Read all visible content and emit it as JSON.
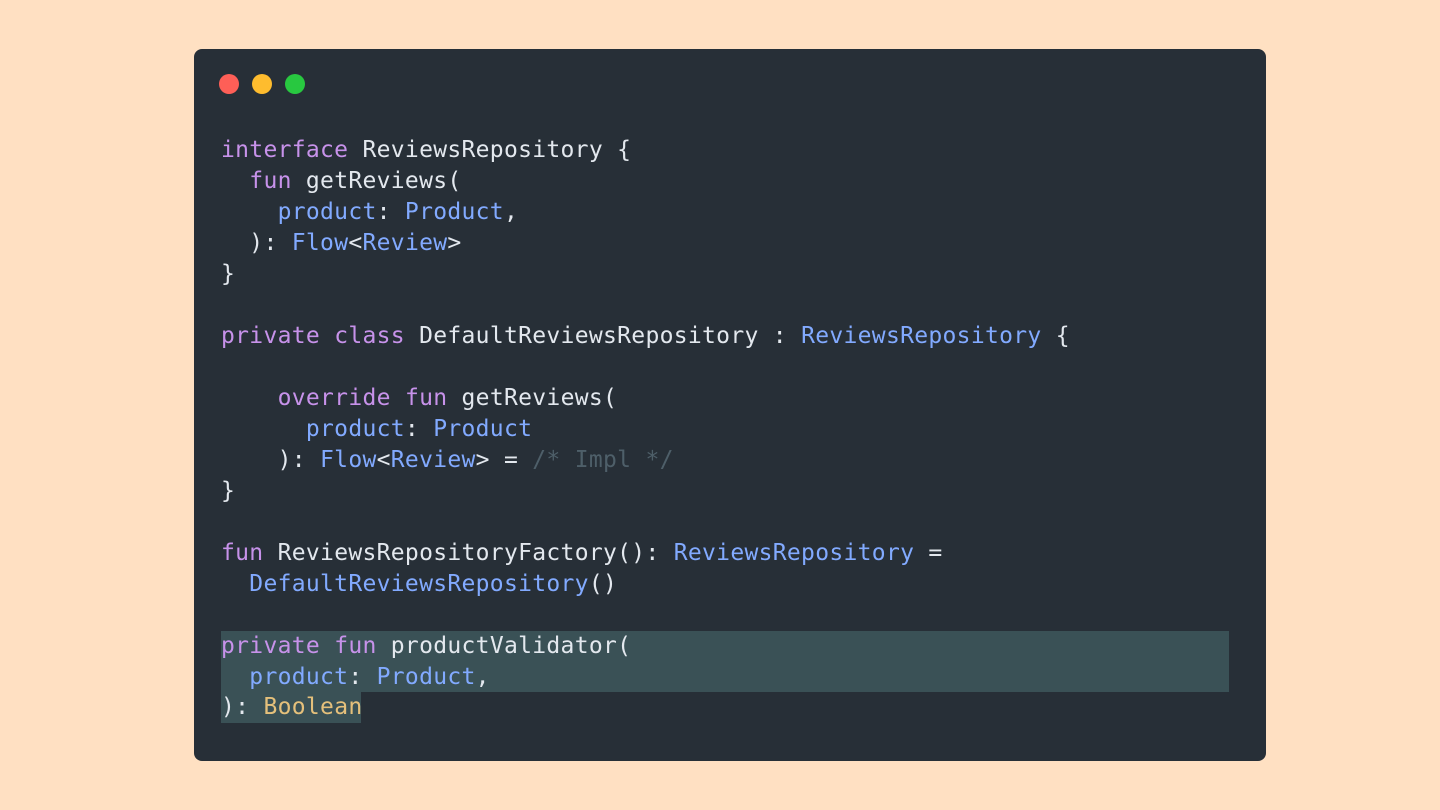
{
  "theme": {
    "background": "#FFE0C2",
    "window": "#272F37",
    "selection": "#3A5156",
    "dot_close": "#FE5F57",
    "dot_minimize": "#FEBC2E",
    "dot_maximize": "#28C840",
    "colors": {
      "kw": "#C792EA",
      "type": "#82AAFF",
      "plain": "#E3E8EE",
      "comment": "#4E5F69",
      "builtin": "#E5C07B"
    }
  },
  "window_controls": [
    "close-dot",
    "minimize-dot",
    "maximize-dot"
  ],
  "code": {
    "language": "kotlin",
    "lines": [
      [
        [
          "kw",
          "interface"
        ],
        [
          "plain",
          " ReviewsRepository {"
        ]
      ],
      [
        [
          "plain",
          "  "
        ],
        [
          "kw",
          "fun"
        ],
        [
          "plain",
          " getReviews("
        ]
      ],
      [
        [
          "plain",
          "    "
        ],
        [
          "type",
          "product"
        ],
        [
          "plain",
          ": "
        ],
        [
          "type",
          "Product"
        ],
        [
          "plain",
          ","
        ]
      ],
      [
        [
          "plain",
          "  ): "
        ],
        [
          "type",
          "Flow"
        ],
        [
          "plain",
          "<"
        ],
        [
          "type",
          "Review"
        ],
        [
          "plain",
          ">"
        ]
      ],
      [
        [
          "plain",
          "}"
        ]
      ],
      [],
      [
        [
          "kw",
          "private"
        ],
        [
          "plain",
          " "
        ],
        [
          "kw",
          "class"
        ],
        [
          "plain",
          " DefaultReviewsRepository : "
        ],
        [
          "type",
          "ReviewsRepository"
        ],
        [
          "plain",
          " {"
        ]
      ],
      [],
      [
        [
          "plain",
          "    "
        ],
        [
          "kw",
          "override"
        ],
        [
          "plain",
          " "
        ],
        [
          "kw",
          "fun"
        ],
        [
          "plain",
          " getReviews("
        ]
      ],
      [
        [
          "plain",
          "      "
        ],
        [
          "type",
          "product"
        ],
        [
          "plain",
          ": "
        ],
        [
          "type",
          "Product"
        ]
      ],
      [
        [
          "plain",
          "    ): "
        ],
        [
          "type",
          "Flow"
        ],
        [
          "plain",
          "<"
        ],
        [
          "type",
          "Review"
        ],
        [
          "plain",
          "> = "
        ],
        [
          "comment",
          "/* Impl */"
        ]
      ],
      [
        [
          "plain",
          "}"
        ]
      ],
      [],
      [
        [
          "kw",
          "fun"
        ],
        [
          "plain",
          " ReviewsRepositoryFactory(): "
        ],
        [
          "type",
          "ReviewsRepository"
        ],
        [
          "plain",
          " ="
        ]
      ],
      [
        [
          "plain",
          "  "
        ],
        [
          "type",
          "DefaultReviewsRepository"
        ],
        [
          "plain",
          "()"
        ]
      ],
      [],
      [
        [
          "kw",
          "private"
        ],
        [
          "plain",
          " "
        ],
        [
          "kw",
          "fun"
        ],
        [
          "plain",
          " productValidator("
        ]
      ],
      [
        [
          "plain",
          "  "
        ],
        [
          "type",
          "product"
        ],
        [
          "plain",
          ": "
        ],
        [
          "type",
          "Product"
        ],
        [
          "plain",
          ","
        ]
      ],
      [
        [
          "plain",
          "): "
        ],
        [
          "builtin",
          "Boolean"
        ]
      ]
    ]
  }
}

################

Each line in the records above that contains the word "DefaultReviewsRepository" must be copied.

# Solution
          " DefaultReviewsRepository : "
          "DefaultReviewsRepository"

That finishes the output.